“While the water is safe to consume, we wanted the public to be aware that we are dealing with an algal-bloom situation and that since a test showed above .5 parts per billion, the Ohio EPA has been notified,” Ms. Ward wrote. “We will continue to closely monitor the level of microcystin and the levels of chemicals needed to provide safe drinking water.”

Larry Vasko, deputy commissioner of the Lucas County Health Department, said the 0.456 part per billion test result obtained after stepped-up water treatment came from samples tested Saturday afternoon.

At that time, he said, raw-water samples from Toledo’s intake crib tested at 50 parts per billion for microcystin, a toxin emitted by blue-green microcystis algae that have bloomed in western Lake Erie for several weeks.

Of the 33 distribution samples that were taken, all were clear, Ms. Ward said.
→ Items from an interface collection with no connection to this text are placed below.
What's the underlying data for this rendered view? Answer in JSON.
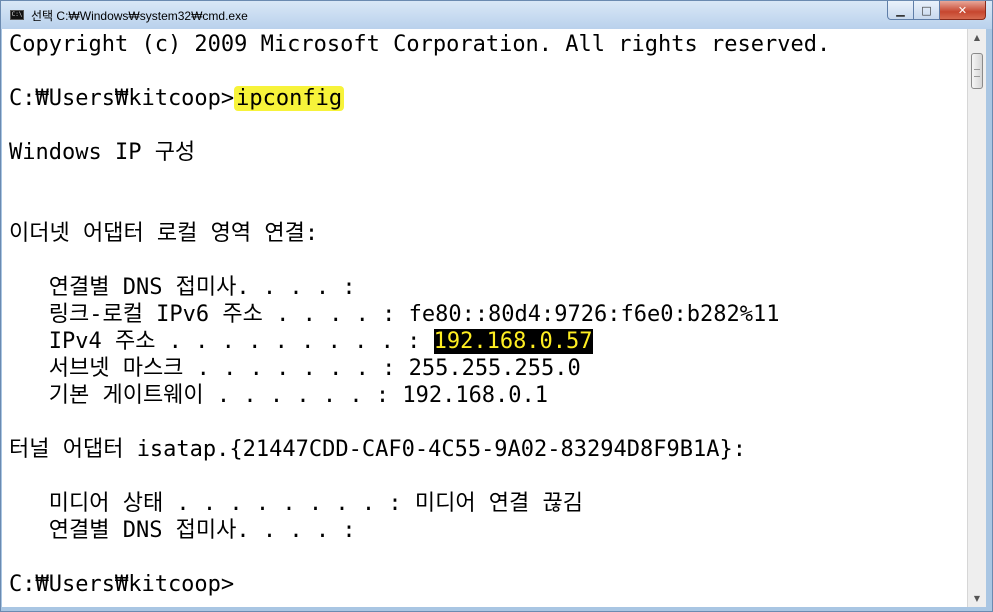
{
  "window": {
    "title": "선택 C:₩Windows₩system32₩cmd.exe",
    "icon_label": "C:\\",
    "buttons": {
      "minimize": "▁",
      "maximize": "□",
      "close": "✕"
    }
  },
  "console": {
    "lines": [
      "Copyright (c) 2009 Microsoft Corporation. All rights reserved.",
      "",
      "C:₩Users₩kitcoop>",
      "",
      "Windows IP 구성",
      "",
      "",
      "이더넷 어댑터 로컬 영역 연결:",
      "",
      "   연결별 DNS 접미사. . . . :",
      "   링크-로컬 IPv6 주소 . . . . : fe80::80d4:9726:f6e0:b282%11",
      "   IPv4 주소 . . . . . . . . . : ",
      "   서브넷 마스크 . . . . . . . : 255.255.255.0",
      "   기본 게이트웨이 . . . . . . : 192.168.0.1",
      "",
      "터널 어댑터 isatap.{21447CDD-CAF0-4C55-9A02-83294D8F9B1A}:",
      "",
      "   미디어 상태 . . . . . . . . : 미디어 연결 끊김",
      "   연결별 DNS 접미사. . . . :",
      "",
      "C:₩Users₩kitcoop>"
    ],
    "command": "ipconfig",
    "ipv4_address": "192.168.0.57"
  },
  "scrollbar": {
    "up_arrow": "▲",
    "down_arrow": "▼"
  },
  "colors": {
    "title_bg": "#c8dcf2",
    "selection_bg": "#000000",
    "selection_fg": "#ffee22",
    "marker": "#f7f33a"
  }
}
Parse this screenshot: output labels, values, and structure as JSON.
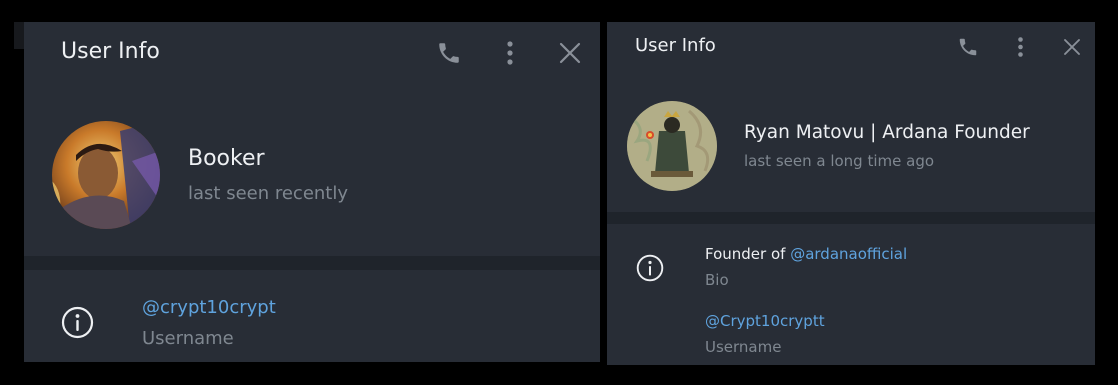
{
  "left_panel": {
    "title": "User Info",
    "header_icons": [
      "phone-icon",
      "more-vertical-icon",
      "close-icon"
    ],
    "profile": {
      "name": "Booker",
      "status": "last seen recently"
    },
    "info": {
      "username_value": "@crypt10crypt",
      "username_label": "Username"
    }
  },
  "right_panel": {
    "title": "User Info",
    "header_icons": [
      "phone-icon",
      "more-vertical-icon",
      "close-icon"
    ],
    "profile": {
      "name": "Ryan Matovu | Ardana Founder",
      "status": "last seen a long time ago"
    },
    "info": {
      "bio_prefix": "Founder of ",
      "bio_mention": "@ardanaofficial",
      "bio_label": "Bio",
      "username_value": "@Crypt10cryptt",
      "username_label": "Username"
    }
  },
  "colors": {
    "panel_bg": "#282d36",
    "divider": "#1f242b",
    "text_primary": "#eef0f3",
    "text_secondary": "#7f8790",
    "link": "#5fa3de",
    "icon": "#8a9099"
  }
}
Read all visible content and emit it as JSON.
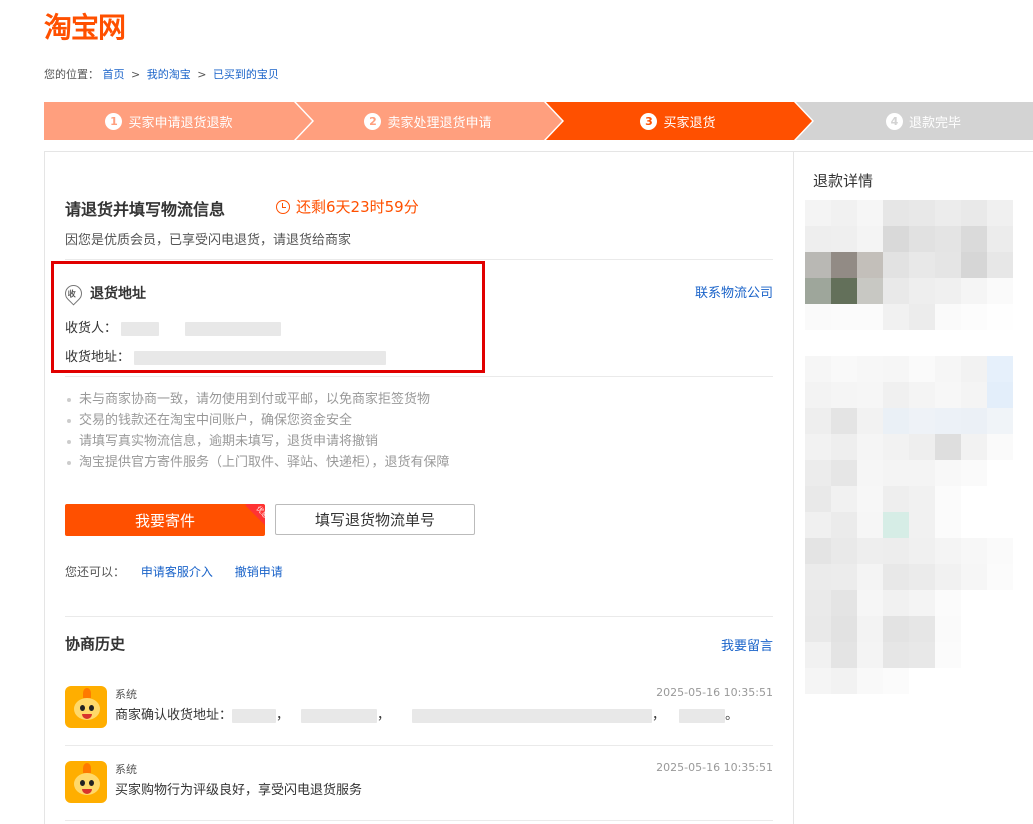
{
  "brand": {
    "logo_text": "淘宝网"
  },
  "breadcrumb": {
    "prefix": "您的位置：",
    "items": [
      "首页",
      "我的淘宝",
      "已买到的宝贝"
    ],
    "separator": ">"
  },
  "steps": [
    {
      "num": "1",
      "label": "买家申请退货退款",
      "state": "done"
    },
    {
      "num": "2",
      "label": "卖家处理退货申请",
      "state": "done"
    },
    {
      "num": "3",
      "label": "买家退货",
      "state": "current"
    },
    {
      "num": "4",
      "label": "退款完毕",
      "state": "todo"
    }
  ],
  "main": {
    "title": "请退货并填写物流信息",
    "countdown": "还剩6天23时59分",
    "subtitle": "因您是优质会员，已享受闪电退货，请退货给商家",
    "address": {
      "title": "退货地址",
      "icon_text": "收",
      "receiver_label": "收货人：",
      "address_label": "收货地址：",
      "contact_link": "联系物流公司"
    },
    "tips": [
      "未与商家协商一致，请勿使用到付或平邮，以免商家拒签货物",
      "交易的钱款还在淘宝中间账户，确保您资金安全",
      "请填写真实物流信息，逾期未填写，退货申请将撤销",
      "淘宝提供官方寄件服务（上门取件、驿站、快递柜），退货有保障"
    ],
    "buttons": {
      "send": "我要寄件",
      "send_badge": "优惠",
      "fill": "填写退货物流单号"
    },
    "also": {
      "label": "您还可以：",
      "links": [
        "申请客服介入",
        "撤销申请"
      ]
    }
  },
  "history": {
    "title": "协商历史",
    "leave_msg": "我要留言",
    "items": [
      {
        "name": "系统",
        "time": "2025-05-16 10:35:51",
        "text_prefix": "商家确认收货地址：",
        "text_suffix": "。"
      },
      {
        "name": "系统",
        "time": "2025-05-16 10:35:51",
        "text": "买家购物行为评级良好，享受闪电退货服务"
      }
    ]
  },
  "side": {
    "title": "退款详情"
  },
  "colors": {
    "brand_orange": "#ff5000",
    "step_done": "#ff9f7e",
    "step_todo": "#d3d3d3",
    "link_blue": "#1a63c9",
    "highlight_red": "#e10000"
  }
}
Eighteen were below a 0.30 parts per billion threshold, which means “nondetect,” and “of the remaining ones they were still within the safe range.”

The reason for sampling the 30 random sites from around the city, she said, is that any readings at 0.50 parts per billion or more have to be reported to the Ohio Environmental Protection Agency.

Tests taken on the evening of Aug. 1 and early morning of Aug. 2 at the Toledo water plant showed microcystin exceeding 1 part per billion in the treated water, which prompted officials to issue a do-not-drink order that remained in effect until midmorning Aug. 4.